TASK REQUIREMENTS: Whenever a line in the entries below includes the string "call", count that line. Report the total alone.

┌─ DATA FOR THIS EXERCISE

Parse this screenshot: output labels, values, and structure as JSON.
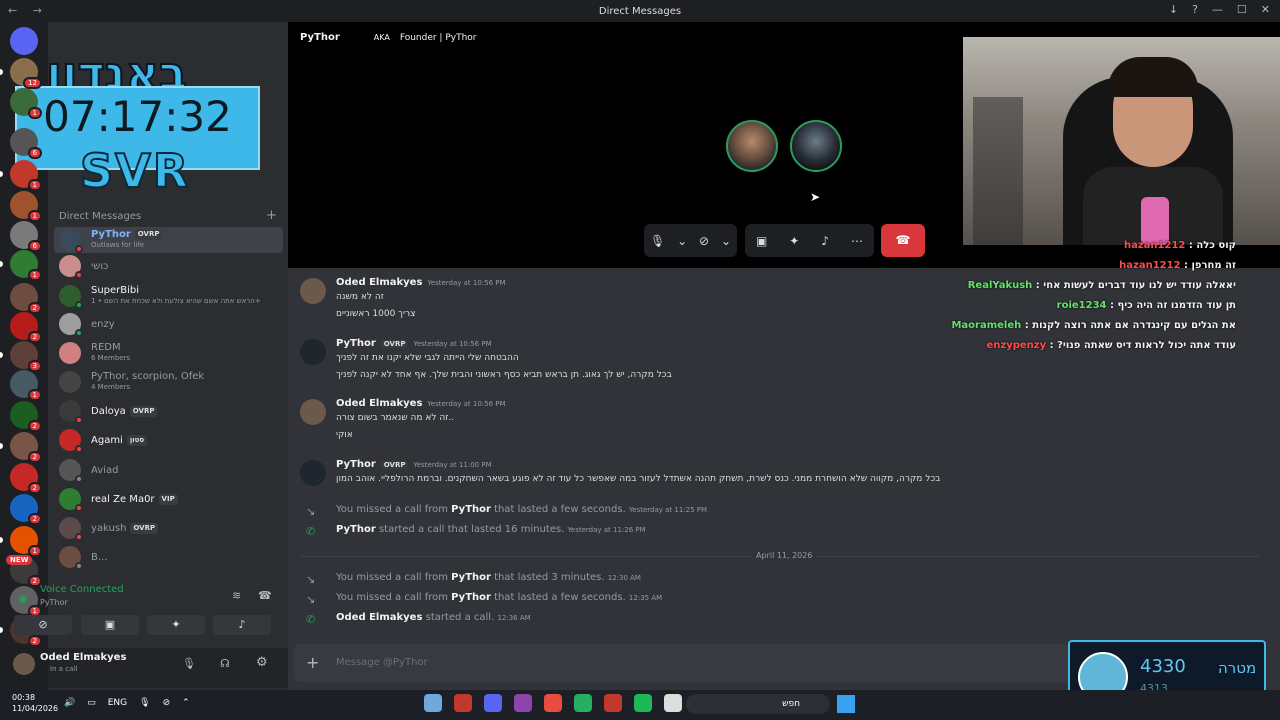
{
  "window": {
    "title": "Direct Messages"
  },
  "overlay": {
    "clock": "07:17:32",
    "logo_text": "SVR",
    "logo_hebrew": "באנדוו"
  },
  "sidebar": {
    "badges": [
      "12",
      "1",
      "6",
      "1",
      "1",
      "6",
      "1",
      "2",
      "2",
      "3",
      "1",
      "2",
      "2",
      "2",
      "2",
      "1",
      "2",
      "1",
      "2"
    ],
    "new_label": "NEW",
    "dm_header": "Direct Messages",
    "dms": [
      {
        "name": "PyThor",
        "tag": "OVRP",
        "sub": "Outlaws for life"
      },
      {
        "name": "כושי",
        "tag": "",
        "sub": ""
      },
      {
        "name": "SuperBibi",
        "tag": "",
        "sub": "הראש אתה אשם שהיא צולעת ולא שכחת את השם • 1+"
      },
      {
        "name": "enzy",
        "tag": "",
        "sub": ""
      },
      {
        "name": "REDM",
        "tag": "",
        "sub": "6 Members"
      },
      {
        "name": "PyThor, scorpion, Ofek",
        "tag": "",
        "sub": "4 Members"
      },
      {
        "name": "Daloya",
        "tag": "OVRP",
        "sub": ""
      },
      {
        "name": "Agami",
        "tag": "סטון",
        "sub": ""
      },
      {
        "name": "Aviad",
        "tag": "",
        "sub": ""
      },
      {
        "name": "real Ze Ma0r",
        "tag": "VIP",
        "sub": ""
      },
      {
        "name": "yakush",
        "tag": "OVRP",
        "sub": ""
      },
      {
        "name": "B...",
        "tag": "",
        "sub": ""
      }
    ],
    "voice": {
      "status": "Voice Connected",
      "channel": "PyThor"
    },
    "user": {
      "name": "Oded Elmakyes",
      "status": "In a call"
    }
  },
  "call": {
    "name": "PyThor",
    "aka": "AKA",
    "subtitle": "Founder | PyThor"
  },
  "chat_overlay": [
    {
      "user": "hazan1212",
      "text": "קוס כלה"
    },
    {
      "user": "hazan1212",
      "text": "זה מחרפן"
    },
    {
      "user": "RealYakush",
      "text": "יאאלה עודד יש לנו עוד דברים לעשות אחי"
    },
    {
      "user": "roie1234",
      "text": "תן עוד הזדמנו זה היה כיף"
    },
    {
      "user": "Maorameleh",
      "text": "את הגלים עם קינגדרה אם אתה רוצה לקנות"
    },
    {
      "user": "enzypenzy",
      "text": "עודד אתה יכול לראות דיס שאתה פנוי?"
    }
  ],
  "messages": [
    {
      "author": "Oded Elmakyes",
      "tag": "",
      "time": "Yesterday at 10:56 PM",
      "lines": [
        "זה לא משנה",
        "צריך 1000 ראשוניים"
      ]
    },
    {
      "author": "PyThor",
      "tag": "OVRP",
      "time": "Yesterday at 10:56 PM",
      "lines": [
        "ההבטחה שלי הייתה לגבי שלא יקנו את זה לפניך",
        "בכל מקרה, יש לך גאוג. תן בראש תביא כסף ראשוני והבית שלך. אף אחד לא יקנה לפניך"
      ]
    },
    {
      "author": "Oded Elmakyes",
      "tag": "",
      "time": "Yesterday at 10:56 PM",
      "lines": [
        "זה לא מה שנאמר בשום צורה..",
        "אוקי"
      ]
    },
    {
      "author": "PyThor",
      "tag": "OVRP",
      "time": "Yesterday at 11:00 PM",
      "lines": [
        "בכל מקרה, מקווה שלא הושחרת ממני. כנס לשרת, תשחק תהנה אשתדל לעזור במה שאפשר כל עוד זה לא פוגע בשאר השחקנים. וברמת הרולפליי. אוהב המון"
      ]
    }
  ],
  "system_messages": [
    {
      "pre": "You missed a call from",
      "who": "PyThor",
      "post": "that lasted a few seconds.",
      "time": "Yesterday at 11:25 PM",
      "kind": "missed"
    },
    {
      "pre": "",
      "who": "PyThor",
      "post": "started a call that lasted 16 minutes.",
      "time": "Yesterday at 11:26 PM",
      "kind": "started"
    },
    {
      "pre": "You missed a call from",
      "who": "PyThor",
      "post": "that lasted 3 minutes.",
      "time": "12:30 AM",
      "kind": "missed"
    },
    {
      "pre": "You missed a call from",
      "who": "PyThor",
      "post": "that lasted a few seconds.",
      "time": "12:35 AM",
      "kind": "missed"
    },
    {
      "pre": "",
      "who": "Oded Elmakyes",
      "post": "started a call.",
      "time": "12:36 AM",
      "kind": "started"
    }
  ],
  "date_divider": "April 11, 2026",
  "composer": {
    "placeholder": "Message @PyThor"
  },
  "goal_widget": {
    "value": "4330",
    "label": "מטרה",
    "sub": "4313"
  },
  "taskbar": {
    "time": "00:38",
    "date": "11/04/2026",
    "lang": "ENG",
    "search": "חפש"
  }
}
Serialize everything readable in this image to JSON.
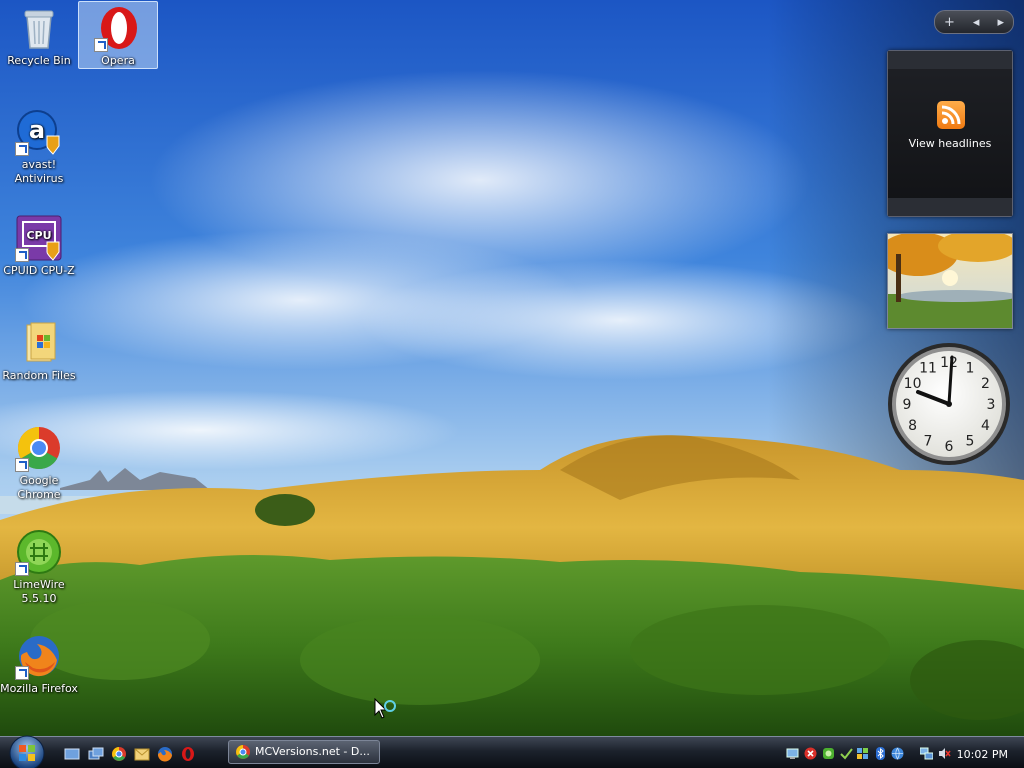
{
  "desktop": {
    "icons": [
      {
        "label": "Recycle Bin",
        "icon": "recycle-bin-icon"
      },
      {
        "label": "Opera",
        "icon": "opera-icon"
      },
      {
        "label": "avast! Antivirus",
        "icon": "avast-icon"
      },
      {
        "label": "CPUID CPU-Z",
        "icon": "cpuz-icon"
      },
      {
        "label": "Random Files",
        "icon": "folder-icon"
      },
      {
        "label": "Google Chrome",
        "icon": "chrome-icon"
      },
      {
        "label": "LimeWire 5.5.10",
        "icon": "limewire-icon"
      },
      {
        "label": "Mozilla Firefox",
        "icon": "firefox-icon"
      }
    ]
  },
  "sidebar": {
    "controls": {
      "add": "+",
      "prev": "◂",
      "next": "▸"
    },
    "feed_gadget": {
      "label": "View headlines"
    },
    "clock": {
      "numbers": [
        "12",
        "1",
        "2",
        "3",
        "4",
        "5",
        "6",
        "7",
        "8",
        "9",
        "10",
        "11"
      ]
    }
  },
  "taskbar": {
    "task_button_label": "MCVersions.net - D...",
    "clock": "10:02 PM"
  },
  "colors": {
    "taskbar": "#1c222c",
    "accent": "#3d78d0"
  }
}
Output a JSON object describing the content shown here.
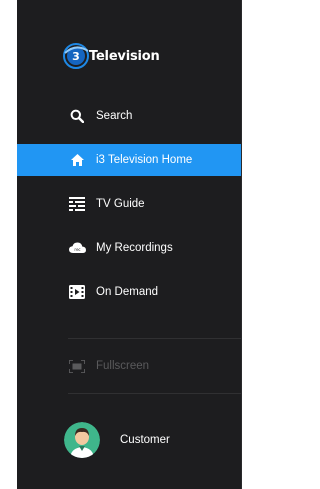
{
  "brand": {
    "name": "Television",
    "logo_mark": "i3",
    "accent": "#2196f3"
  },
  "nav": {
    "items": [
      {
        "label": "Search",
        "icon": "search-icon"
      },
      {
        "label": "i3 Television Home",
        "icon": "home-icon",
        "active": true
      },
      {
        "label": "TV Guide",
        "icon": "tv-guide-icon"
      },
      {
        "label": "My Recordings",
        "icon": "cloud-icon"
      },
      {
        "label": "On Demand",
        "icon": "film-icon"
      }
    ],
    "fullscreen": {
      "label": "Fullscreen",
      "icon": "fullscreen-icon",
      "disabled": true
    }
  },
  "user": {
    "name": "Customer",
    "icon": "avatar"
  },
  "colors": {
    "sidebar_bg": "#1d1d1f",
    "active_bg": "#2196f3",
    "disabled_text": "#5a5a5c"
  }
}
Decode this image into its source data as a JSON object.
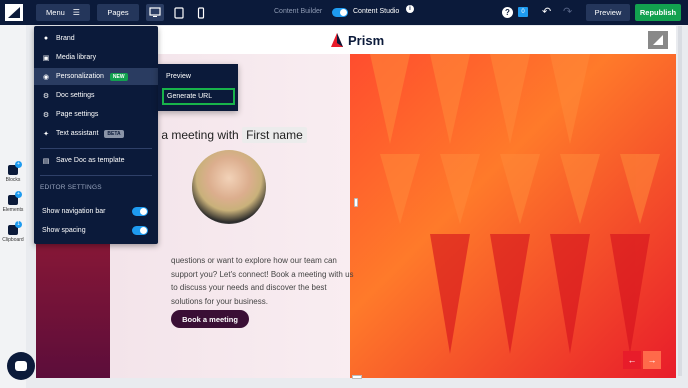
{
  "topbar": {
    "menu_label": "Menu",
    "pages_label": "Pages",
    "content_builder_label": "Content Builder",
    "content_studio_label": "Content Studio",
    "notification_count": "0",
    "preview_label": "Preview",
    "republish_label": "Republish"
  },
  "colors": {
    "topbar_bg": "#0b1a3a",
    "accent_blue": "#1e9bf0",
    "republish_green": "#12a14f",
    "cta_bg": "#3a0f35",
    "highlight_green": "#18b34a",
    "hero_red": "#e81c2a"
  },
  "leftbar": {
    "tools": [
      {
        "label": "Blocks",
        "icon": "blocks-icon"
      },
      {
        "label": "Elements",
        "icon": "elements-icon"
      },
      {
        "label": "Clipboard",
        "icon": "clipboard-icon",
        "badge": "1"
      }
    ]
  },
  "menu": {
    "items": [
      {
        "label": "Brand",
        "icon": "palette-icon"
      },
      {
        "label": "Media library",
        "icon": "image-icon"
      },
      {
        "label": "Personalization",
        "icon": "person-icon",
        "tag": "NEW",
        "active": true
      },
      {
        "label": "Doc settings",
        "icon": "gear-icon"
      },
      {
        "label": "Page settings",
        "icon": "gear-icon"
      },
      {
        "label": "Text assistant",
        "icon": "magic-wand-icon",
        "tag": "BETA"
      },
      {
        "label": "Save Doc as template",
        "icon": "template-icon"
      }
    ],
    "section_title": "EDITOR SETTINGS",
    "toggles": [
      {
        "label": "Show navigation bar",
        "on": true
      },
      {
        "label": "Show spacing",
        "on": true
      }
    ]
  },
  "submenu": {
    "items": [
      {
        "label": "Preview"
      },
      {
        "label": "Generate URL",
        "highlighted": true
      }
    ]
  },
  "canvas": {
    "brand_name": "Prism",
    "headline_prefix": "k a meeting with",
    "headline_chip": "First name",
    "body_text": "questions or want to explore how our team can support you? Let's connect! Book a meeting with us to discuss your needs and discover the best solutions for your business.",
    "cta_label": "Book a meeting"
  }
}
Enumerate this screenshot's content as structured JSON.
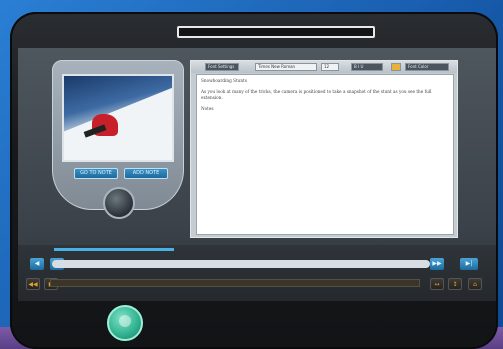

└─

RESPONSE: 7